(Entries from a dataset of interfaces)
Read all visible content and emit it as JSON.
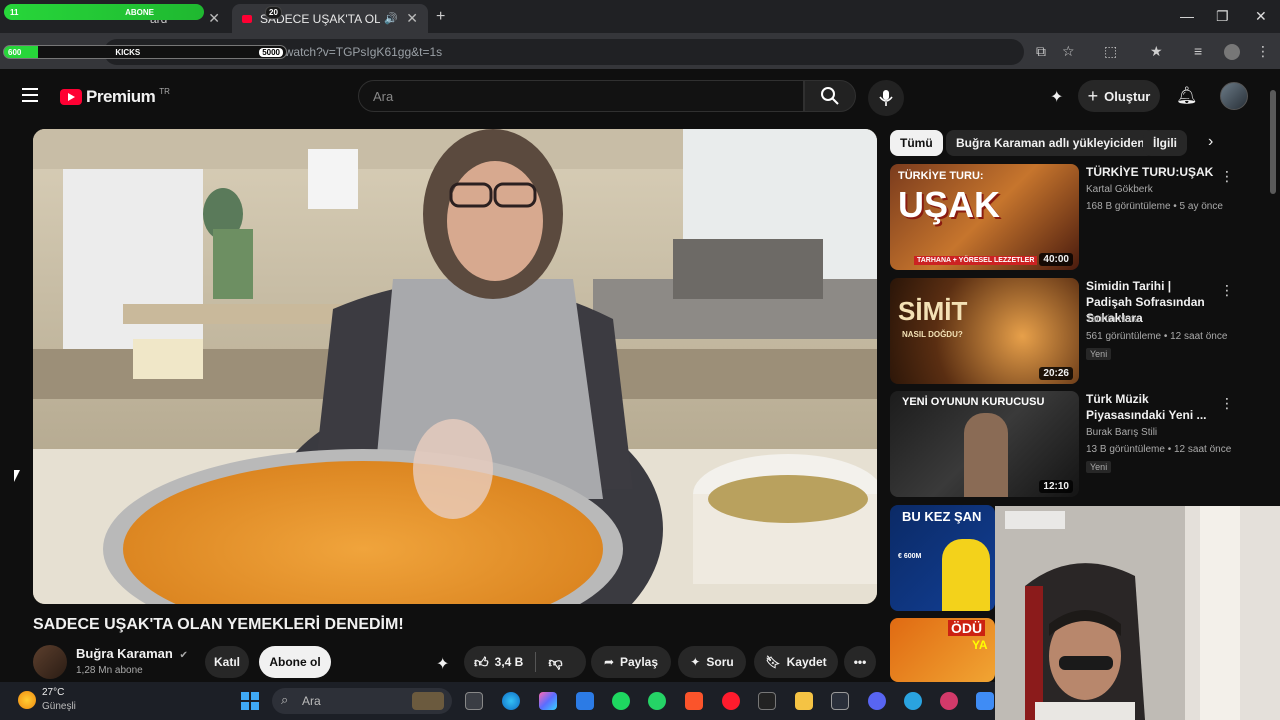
{
  "browser": {
    "tabs": [
      {
        "label": "ard"
      },
      {
        "label": "SADECE UŞAK'TA OLAN YE"
      }
    ],
    "overlay": {
      "left": "11",
      "center": "ABONE",
      "badge": "20"
    },
    "url": "https://www.youtube.com/watch?v=TGPsIgK61gg&t=1s",
    "overlay2": {
      "left": "600",
      "center": "KICKS",
      "right": "5000"
    }
  },
  "youtube": {
    "logo": "Premium",
    "region": "TR",
    "search_placeholder": "Ara",
    "create_label": "Oluştur"
  },
  "video": {
    "title": "SADECE UŞAK'TA OLAN YEMEKLERİ DENEDİM!",
    "channel": "Buğra Karaman",
    "subscribers": "1,28 Mn abone",
    "join_label": "Katıl",
    "subscribe_label": "Abone ol",
    "likes": "3,4 B",
    "share_label": "Paylaş",
    "ask_label": "Soru",
    "save_label": "Kaydet"
  },
  "chips": [
    "Tümü",
    "Buğra Karaman adlı yükleyiciden",
    "İlgili"
  ],
  "recommendations": [
    {
      "title": "TÜRKİYE TURU:UŞAK",
      "channel": "Kartal Gökberk",
      "meta": "168 B görüntüleme • 5 ay önce",
      "duration": "40:00",
      "badge": "",
      "thumb_text": "UŞAK",
      "thumb_top": "TÜRKİYE TURU:",
      "thumb_bottom": "TARHANA + YÖRESEL LEZZETLER"
    },
    {
      "title": "Simidin Tarihi | Padişah Sofrasından Sokaklara",
      "channel": "Tarihin Notu",
      "meta": "561 görüntüleme • 12 saat önce",
      "duration": "20:26",
      "badge": "Yeni",
      "thumb_text": "SİMİT",
      "thumb_top": "",
      "thumb_bottom": "NASIL DOĞDU?"
    },
    {
      "title": "Türk Müzik Piyasasındaki Yeni ...",
      "channel": "Burak Barış Stili",
      "meta": "13 B görüntüleme • 12 saat önce",
      "duration": "12:10",
      "badge": "Yeni",
      "thumb_text": "YENİ OYUNUN KURUCUSU",
      "thumb_top": "",
      "thumb_bottom": ""
    },
    {
      "title": "",
      "channel": "",
      "meta": "",
      "duration": "",
      "badge": "",
      "thumb_text": "BU KEZ ŞAN",
      "thumb_top": "",
      "thumb_bottom": "€ 600M"
    },
    {
      "title": "",
      "channel": "",
      "meta": "",
      "duration": "",
      "badge": "",
      "thumb_text": "ÖDÜ",
      "thumb_top": "",
      "thumb_bottom": "YA"
    }
  ],
  "taskbar": {
    "temp": "27°C",
    "weather": "Güneşli",
    "search": "Ara"
  },
  "colors": {
    "accent": "#ff0033",
    "background": "#0f0f0f",
    "overlay_green": "#27d63a"
  }
}
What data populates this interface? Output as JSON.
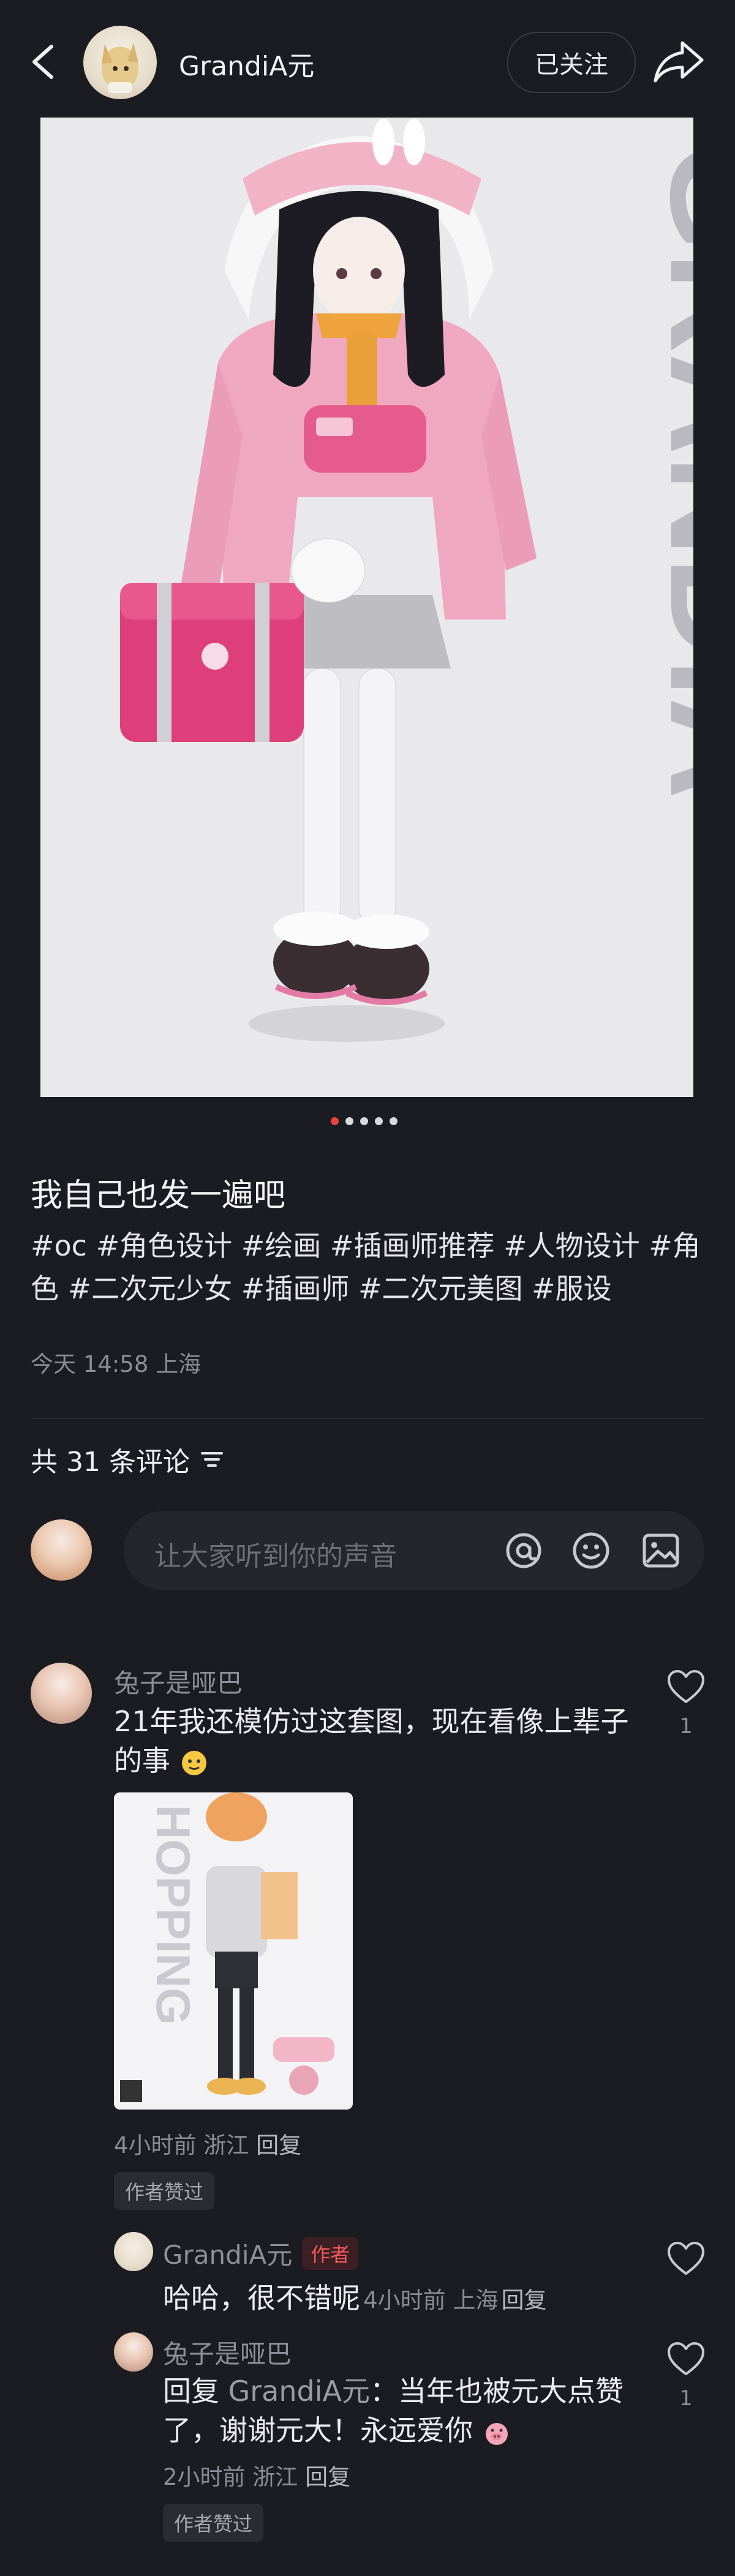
{
  "header": {
    "author_name": "GrandiA元",
    "follow_label": "已关注"
  },
  "artwork": {
    "watermark_text": "GRANDIA",
    "page_indicator": {
      "count": 5,
      "active_index": 0
    }
  },
  "post": {
    "title": "我自己也发一遍吧",
    "hashtags": "#oc #角色设计 #绘画 #插画师推荐 #人物设计 #角色 #二次元少女 #插画师 #二次元美图 #服设",
    "meta": "今天 14:58 上海"
  },
  "comments_section": {
    "count_label": "共 31 条评论",
    "input_placeholder": "让大家听到你的声音"
  },
  "comments": {
    "c1": {
      "user": "兔子是哑巴",
      "text": "21年我还模仿过这套图，现在看像上辈子的事",
      "thumb_text": "HOPPING",
      "meta_time_loc": "4小时前 浙江",
      "reply_label": "回复",
      "badge": "作者赞过",
      "like_count": "1"
    },
    "r1": {
      "user": "GrandiA元",
      "author_tag": "作者",
      "text": "哈哈，很不错呢",
      "meta_time_loc": "4小时前 上海",
      "reply_label": "回复"
    },
    "r2": {
      "user": "兔子是哑巴",
      "reply_prefix": "回复",
      "mention": "GrandiA元",
      "text": "：当年也被元大点赞了，谢谢元大！永远爱你",
      "meta_time_loc": "2小时前 浙江",
      "reply_label": "回复",
      "badge": "作者赞过",
      "like_count": "1"
    }
  }
}
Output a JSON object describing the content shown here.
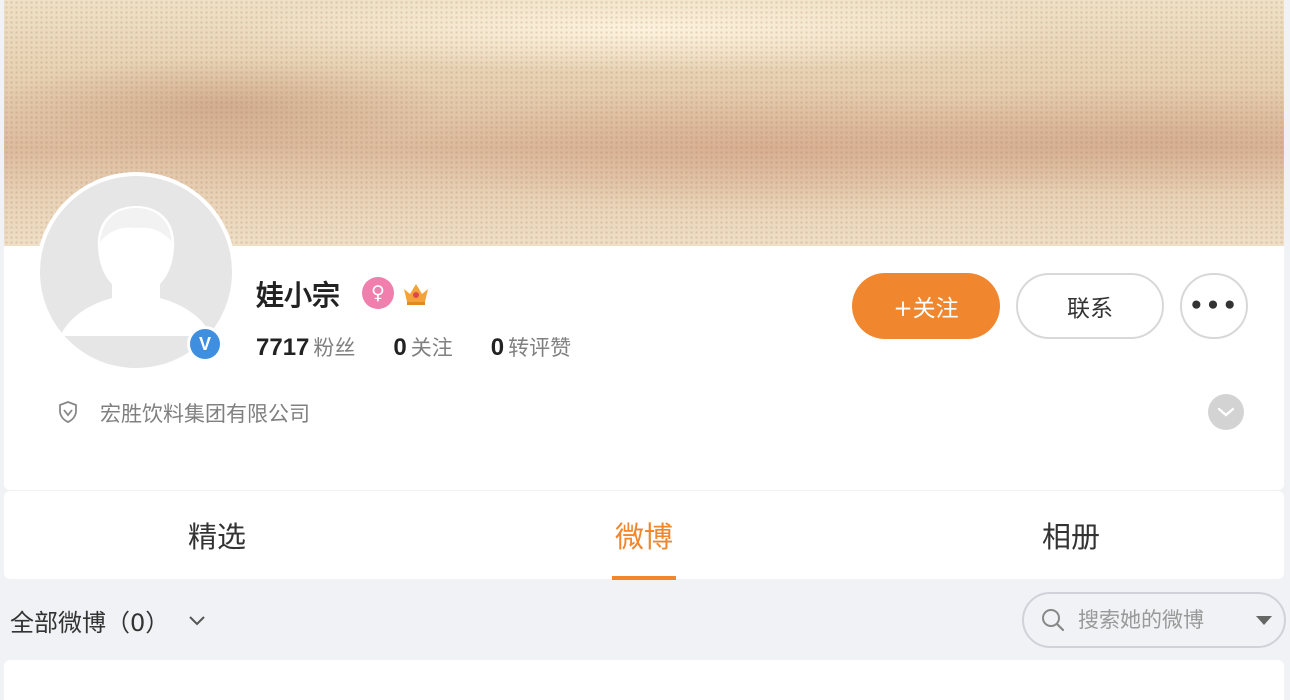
{
  "profile": {
    "name": "娃小宗",
    "gender_icon": "female-icon",
    "vip_icon": "crown-icon",
    "verified_badge": "V",
    "stats": [
      {
        "num": "7717",
        "label": "粉丝"
      },
      {
        "num": "0",
        "label": "关注"
      },
      {
        "num": "0",
        "label": "转评赞"
      }
    ],
    "company": "宏胜饮料集团有限公司"
  },
  "actions": {
    "follow": "+关注",
    "contact": "联系",
    "more": "•••"
  },
  "tabs": [
    {
      "label": "精选",
      "active": false
    },
    {
      "label": "微博",
      "active": true
    },
    {
      "label": "相册",
      "active": false
    }
  ],
  "filter": {
    "label": "全部微博（0）"
  },
  "search": {
    "placeholder": "搜索她的微博"
  },
  "colors": {
    "accent": "#f0872e",
    "verified": "#3e8fe0",
    "female": "#f07fae"
  }
}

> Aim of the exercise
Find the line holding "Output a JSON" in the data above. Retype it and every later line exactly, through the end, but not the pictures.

> Solution to this task
Output a JSON object describing the content shown here.
{
  "profile": {
    "name": "娃小宗",
    "gender_icon": "female-icon",
    "vip_icon": "crown-icon",
    "verified_badge": "V",
    "stats": [
      {
        "num": "7717",
        "label": "粉丝"
      },
      {
        "num": "0",
        "label": "关注"
      },
      {
        "num": "0",
        "label": "转评赞"
      }
    ],
    "company": "宏胜饮料集团有限公司"
  },
  "actions": {
    "follow": "+关注",
    "contact": "联系",
    "more": "•••"
  },
  "tabs": [
    {
      "label": "精选",
      "active": false
    },
    {
      "label": "微博",
      "active": true
    },
    {
      "label": "相册",
      "active": false
    }
  ],
  "filter": {
    "label": "全部微博（0）"
  },
  "search": {
    "placeholder": "搜索她的微博"
  },
  "colors": {
    "accent": "#f0872e",
    "verified": "#3e8fe0",
    "female": "#f07fae"
  }
}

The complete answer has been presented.